AS THE director-counsel of the NAACP Legal Defense and Educational Fund from 1961 to 1984, I am often asked why the NAACP has wooed Minister Louis Farrakhan, Prof. Leonard Jeffries and the rapper Sister Souljah.
One apparent explanation is that because of its success the NAACP -- which is separate from the Defense Fund -- has yielded its central, mainstream role in the black community to black elected officials. They are now the community's legitimate representatives.
The organization is thus trying to renew itself by overtures to other seemingly ascendant leadership forces.
While I certainly did not foresee it last year, this strategy should have been no surprise, given the background of Benjamin F. Chavis Jr., who succeeded Benjamin L. Hooks as leader of the NAACP.
He was reared in the confrontational politics of the 1960s and 1970s. As one of the "Wilmington 10," he spent more than four years in prison for firebombing a white-owned grocery store, a crime he did not commit. With the Legal Defense Fund's assistance, the conviction was overturned.
Mr. Chavis has been reaching in various directions to try to expand the NAACP's influence. Unfortunately, he has turned to such separatists as the Nation of Islam and Kwame Toure -- formerly Stokely Carmichael.
After a decline, the organization's membership may have grown a startling 24 percent, as it claims. But Mr. Chavis' courtship of the black community's fringes -- militants and leftists -- and their attacks on many groups (particularly Jews) that had contributed significantly to NAACP victories are of course driving those groups away.
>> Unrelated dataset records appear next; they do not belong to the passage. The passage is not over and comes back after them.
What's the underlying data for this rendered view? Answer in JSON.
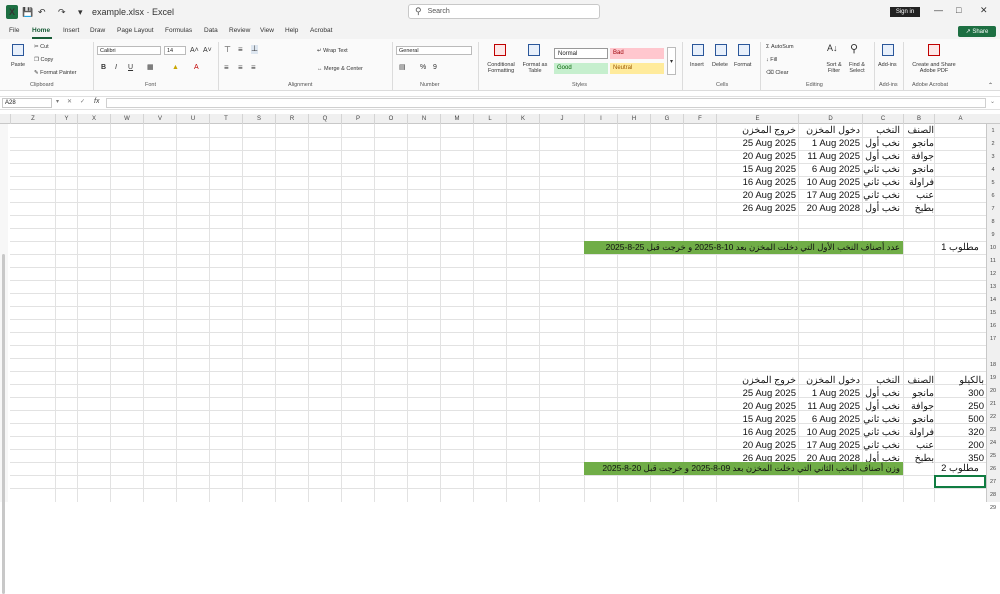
{
  "titlebar": {
    "app_icon": "X",
    "doc_title": "example.xlsx · Excel",
    "search_placeholder": "Search",
    "sign_in": "Sign in"
  },
  "menubar": {
    "tabs": [
      "File",
      "Home",
      "Insert",
      "Draw",
      "Page Layout",
      "Formulas",
      "Data",
      "Review",
      "View",
      "Help",
      "Acrobat"
    ],
    "share": "Share"
  },
  "ribbon": {
    "paste": "Paste",
    "cut": "Cut",
    "copy": "Copy",
    "format_painter": "Format Painter",
    "clipboard": "Clipboard",
    "font_name": "Calibri",
    "font_size": "14",
    "font_group": "Font",
    "wrap_text": "Wrap Text",
    "merge_center": "Merge & Center",
    "alignment": "Alignment",
    "number_format": "General",
    "number_group": "Number",
    "conditional": "Conditional Formatting",
    "format_table": "Format as Table",
    "style_normal": "Normal",
    "style_bad": "Bad",
    "style_good": "Good",
    "style_neutral": "Neutral",
    "styles_group": "Styles",
    "insert": "Insert",
    "delete": "Delete",
    "format": "Format",
    "cells_group": "Cells",
    "autosum": "AutoSum",
    "fill": "Fill",
    "clear": "Clear",
    "sort_filter": "Sort & Filter",
    "find_select": "Find & Select",
    "editing_group": "Editing",
    "addins": "Add-ins",
    "addins_group": "Add-ins",
    "create_share": "Create and Share Adobe PDF",
    "adobe_group": "Adobe Acrobat"
  },
  "formula": {
    "namebox": "A28",
    "fx": "fx"
  },
  "columns": [
    "Z",
    "Y",
    "X",
    "W",
    "V",
    "U",
    "T",
    "S",
    "R",
    "Q",
    "P",
    "O",
    "N",
    "M",
    "L",
    "K",
    "J",
    "I",
    "H",
    "G",
    "F",
    "E",
    "D",
    "C",
    "B",
    "A"
  ],
  "rows": [
    "1",
    "2",
    "3",
    "4",
    "5",
    "6",
    "7",
    "8",
    "9",
    "10",
    "11",
    "12",
    "13",
    "14",
    "15",
    "16",
    "17",
    "18",
    "19",
    "20",
    "21",
    "22",
    "23",
    "24",
    "25",
    "26",
    "27",
    "28",
    "29"
  ],
  "table1": {
    "headers": {
      "B": "الصنف",
      "C": "النخب",
      "D": "دخول المخزن",
      "E": "خروج المخزن"
    },
    "rows": [
      {
        "B": "مانجو",
        "C": "نخب أول",
        "D": "1 Aug 2025",
        "E": "25 Aug 2025"
      },
      {
        "B": "جوافة",
        "C": "نخب أول",
        "D": "11 Aug 2025",
        "E": "20 Aug 2025"
      },
      {
        "B": "مانجو",
        "C": "نخب ثاني",
        "D": "6 Aug 2025",
        "E": "15 Aug 2025"
      },
      {
        "B": "فراولة",
        "C": "نخب ثاني",
        "D": "10 Aug 2025",
        "E": "16 Aug 2025"
      },
      {
        "B": "عنب",
        "C": "نخب ثاني",
        "D": "17 Aug 2025",
        "E": "20 Aug 2025"
      },
      {
        "B": "بطيخ",
        "C": "نخب أول",
        "D": "20 Aug 2028",
        "E": "26 Aug 2025"
      }
    ]
  },
  "req1": {
    "label": "مطلوب 1",
    "text": "عدد أصناف النخب الأول التي دخلت المخزن بعد 10-8-2025 و خرجت قبل 25-8-2025"
  },
  "table2": {
    "headers": {
      "A": "بالكيلو",
      "B": "الصنف",
      "C": "النخب",
      "D": "دخول المخزن",
      "E": "خروج المخزن"
    },
    "rows": [
      {
        "A": "300",
        "B": "مانجو",
        "C": "نخب أول",
        "D": "1 Aug 2025",
        "E": "25 Aug 2025"
      },
      {
        "A": "250",
        "B": "جوافة",
        "C": "نخب أول",
        "D": "11 Aug 2025",
        "E": "20 Aug 2025"
      },
      {
        "A": "500",
        "B": "مانجو",
        "C": "نخب ثاني",
        "D": "6 Aug 2025",
        "E": "15 Aug 2025"
      },
      {
        "A": "320",
        "B": "فراولة",
        "C": "نخب ثاني",
        "D": "10 Aug 2025",
        "E": "16 Aug 2025"
      },
      {
        "A": "200",
        "B": "عنب",
        "C": "نخب ثاني",
        "D": "17 Aug 2025",
        "E": "20 Aug 2025"
      },
      {
        "A": "350",
        "B": "بطيخ",
        "C": "نخب أول",
        "D": "20 Aug 2028",
        "E": "26 Aug 2025"
      }
    ]
  },
  "req2": {
    "label": "مطلوب 2",
    "text": "وزن أصناف النخب الثاني التي دخلت المخزن بعد 09-8-2025 و خرجت قبل 20-8-2025"
  }
}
In the early days of the civil rights struggle, blacks and their allies had virtually no national political influence. Southern congressmen, who were returned to office term after term by a one-party, one-race political system, used seniority rules to block meaningful civil rights legislation, including anti-lynching bills.
That's why the black leadership turned to the courts. This led to major victories, including Brown vs. Board of Education, the school-desegregation decision handed down 40 years ago last week.
Today, as a consequences of those victories and the civil rights legislation that came afterward, blacks are involved in the political process as never before. There are 40 blacks in Congress and many black mayors, judges, city council and school board members across the country
The NAACP, which played such an important role in bringing political power to blacks, is no longer their principal champion. Many young blacks think it is ineffective and irrelevant to their concerns and needs. This has weakened the organization, which is trying to develop a new identity that will attract them.
Many old issues such as education, jobs and voting remain, and new brutal social problems have developed, especially drugs, violence, single-parent households and other legacies of racism that ravage inner cities. A new generation of blacks has turned for solutions to those whom the NAACP is wooing.
Some such as Mr. Farrakhan and Professor Jeffries of the City University of New York and their racist messages have attracted large followings among blacks who are too young to have been involved in mainstream politics or too politically unsophisticated to think critically about important issues.
An alliance with them may seem to offer a tantalizing opportunity for membership-building and new influence.
But such "gains" -- if they are real -- come only at the price of driving away the interracial support that has long been essential for political success on minority issues.
After the Supreme Court handed down its Brown ruling, the NAACP and other groups, including the Student Nonviolent Coordinating Committee, the Southern Christian Leadership Conference -- led by the Rev. Dr. Martin Luther King Jr. -- and the Congress of Racial Equality helped create the broad front that came to be known as the civil rights movement.
But SNCC and CORE turned separatist, failed to get much support in the black community and have faded, as have the Black Panthers.
It is depressing that those to whom the NAACP has turned are not mere separatists but classic demagogues who try to gain support by pandering to xenophobia -- by preaching anti-Catholicism, anti-Semitism, misogyny and homophobia.
Oddly, the Ku Klux Klan preached these very hatreds. It's as if these demagogues are saying that all the ugly stereotyping that our oppressors have long used against us are valid -- except that they apply not to us but to others.
It will be not only unprincipled but also impractical for the NAACP to keep hitching itself to low-road demagogues. African-Americans soon will no longer be the largest minority. There will be more Hispanics than blacks, and other groups, such as Asians, are rapidly growing.
Blacks who want a role in continuing to perfect the ideal of a pluralistic democracy that respects the rights of all its citizens will need to be part of a broadly based alliance.
I hope that the NAACP will resume its old, honored role. To do so, it will have to broaden its reach, depart from its embrace of racist demagogues who stigmatize and exclude others. It should reconstitute its old friendships. Otherwise, it may not survive and prosper in the new political environment.
Those -- such as Mr. Chavis -- who have lived and suffered for the civil rights movement for so many decades have the chance to achieve their greatest success by teaching the young what they have learned by hard experience.
Black racism is different from black pride -- it is the counterpart of white racism.
Jack Greenberg, professor of law at Columbia University, is author of "Crusaders in the Courts: How a Dedicated Band of Lawyers Fought for the Civil Rights Revolution."